Libertarian Thoughts on Bitcoin

The subject of Bitcoin has become a more common theme in libertarian circles.  Just like goldbugs, the promoters of Bitcoin are passionate about their positions.  The big questions are: is Bitcoin money and what is its potential for the future?

It is always good to start with a proper definition of money.  I would define money as a commonly accepted medium of exchange.  We have money so that we don't have to barter.  We can also use it for savings.  But in order for money to function, it has to be widely acceptable.

I think this is where a bitcoin fails to meet the definition of money.  It is not widely acceptable.  It might be acceptable in certain circles of people, so it can function as a form of money in certain specific communities (not geographically speaking).  If you went up to a guy on the street and asked him about Bitcoin, he would probably look at you funny.  It is not widely recognized.  Even if it did become widely recognized, it would still have to be widely acceptable in order to function as money in society.

I would say the same thing about gold in regards to money.  Gold in America is not really money any more.  If you walk into Walmart and try to pay with a gold coin or gold dust, the cashier would look at you as if you were crazy.  And maybe everyone else is crazy for being so accepting of U.S. dollars.  But regardless, it is U.S. dollars that are widely accepted and recognized.  It is U.S. dollars that function as money in the U.S.  It has practically been forced upon us by the government by using the central bank, legal tender laws, and other tactics.  If there were a true free market, then gold and silver would likely function as money.  But given the world we live in today, U.S. dollars are money.

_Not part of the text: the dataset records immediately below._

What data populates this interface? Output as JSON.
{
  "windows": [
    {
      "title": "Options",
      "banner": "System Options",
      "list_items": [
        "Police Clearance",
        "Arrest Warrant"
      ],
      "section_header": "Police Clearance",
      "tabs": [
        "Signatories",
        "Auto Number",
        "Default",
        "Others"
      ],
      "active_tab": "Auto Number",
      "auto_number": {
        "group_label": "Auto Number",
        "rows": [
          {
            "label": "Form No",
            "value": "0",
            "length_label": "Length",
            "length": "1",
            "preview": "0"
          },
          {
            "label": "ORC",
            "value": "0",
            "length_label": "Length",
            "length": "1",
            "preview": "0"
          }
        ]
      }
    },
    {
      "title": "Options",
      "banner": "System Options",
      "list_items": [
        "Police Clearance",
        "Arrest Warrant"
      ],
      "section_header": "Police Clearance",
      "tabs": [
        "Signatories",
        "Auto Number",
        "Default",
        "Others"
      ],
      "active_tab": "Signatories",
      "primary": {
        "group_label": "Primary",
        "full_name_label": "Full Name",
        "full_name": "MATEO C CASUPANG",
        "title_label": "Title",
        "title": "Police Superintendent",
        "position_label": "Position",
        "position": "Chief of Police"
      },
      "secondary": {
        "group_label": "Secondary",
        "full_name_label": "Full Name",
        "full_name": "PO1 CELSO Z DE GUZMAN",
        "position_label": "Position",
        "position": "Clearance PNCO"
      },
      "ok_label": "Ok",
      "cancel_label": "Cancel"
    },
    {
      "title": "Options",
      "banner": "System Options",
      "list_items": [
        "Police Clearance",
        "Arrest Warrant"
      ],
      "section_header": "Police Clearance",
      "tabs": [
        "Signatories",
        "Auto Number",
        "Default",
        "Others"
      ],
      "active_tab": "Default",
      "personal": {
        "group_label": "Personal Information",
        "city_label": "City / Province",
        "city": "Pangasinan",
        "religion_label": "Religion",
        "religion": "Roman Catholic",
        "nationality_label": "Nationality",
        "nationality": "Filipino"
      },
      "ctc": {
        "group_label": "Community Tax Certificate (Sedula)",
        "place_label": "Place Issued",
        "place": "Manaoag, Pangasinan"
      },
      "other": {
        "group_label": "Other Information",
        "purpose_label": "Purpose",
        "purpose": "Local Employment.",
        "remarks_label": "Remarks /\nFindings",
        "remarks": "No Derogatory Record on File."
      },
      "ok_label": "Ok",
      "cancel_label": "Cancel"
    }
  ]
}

So could Bitcoin one day become money, assuming that the government is not able to interfere?  The answer is "yes", but that would be for the market to determine.  It would really be up to each individual on whether they wanted to accept and trust bitcoins as a form of money or use something else.

If I had to take a guess, I don't think bitcoins are going to be the wave of the future.  Here is Wikipedia on Bitcoin.  Wikipedia is good at giving a good summary on things.  It is usually understandable.  When I read the entry for Bitcoin, it is still confusing.  I am not trying to be insulting when saying this, but Bitcoin is an idea that comes to fruition when a libertarian meets a tech geek.  It takes an IT guy to understand all of the lingo.  The average guy on the street cannot really understand what a bitcoin is.

People understand gold.  You can actually hold it in your hand.  It can be used for jewelry.  It has some industrial uses, although not as much as silver.  It has a long history as functioning as money.

I do not agree with people who criticize bitcoins because they have no intrinsic value.  The U.S. dollar doesn't either, but then again, the free market did not really choose it as money.  If bitcoins ever become money, it will have to come through the free market.  But intrinsic value is overrated.  Gold is mostly useless to people when it doesn't serve as a form of money or wealth.  It can look pretty.  You can't eat it or drink it.  You can wear it, but only to look good.  It's not to keep you warm.  But if money were based solely on its uses, then water, oil, food, and clothing would be better candidates to serve as money.

In a free market, everything is subjective.  Things are valued according to the free market, which is really just the opinions of billions of people.

In conclusion, I doubt that Bitcoin will serve as a major form of money in the future, even if the government gets out of the money business.  I have nothing against Bitcoin and I wish its users and promoters well.  I generally think we are on the same side and seek more freedom.  I just have my doubts as to whether other people can understand Bitcoin enough to trust it as a form of money.  I think gold and silver are more likely to prevail again.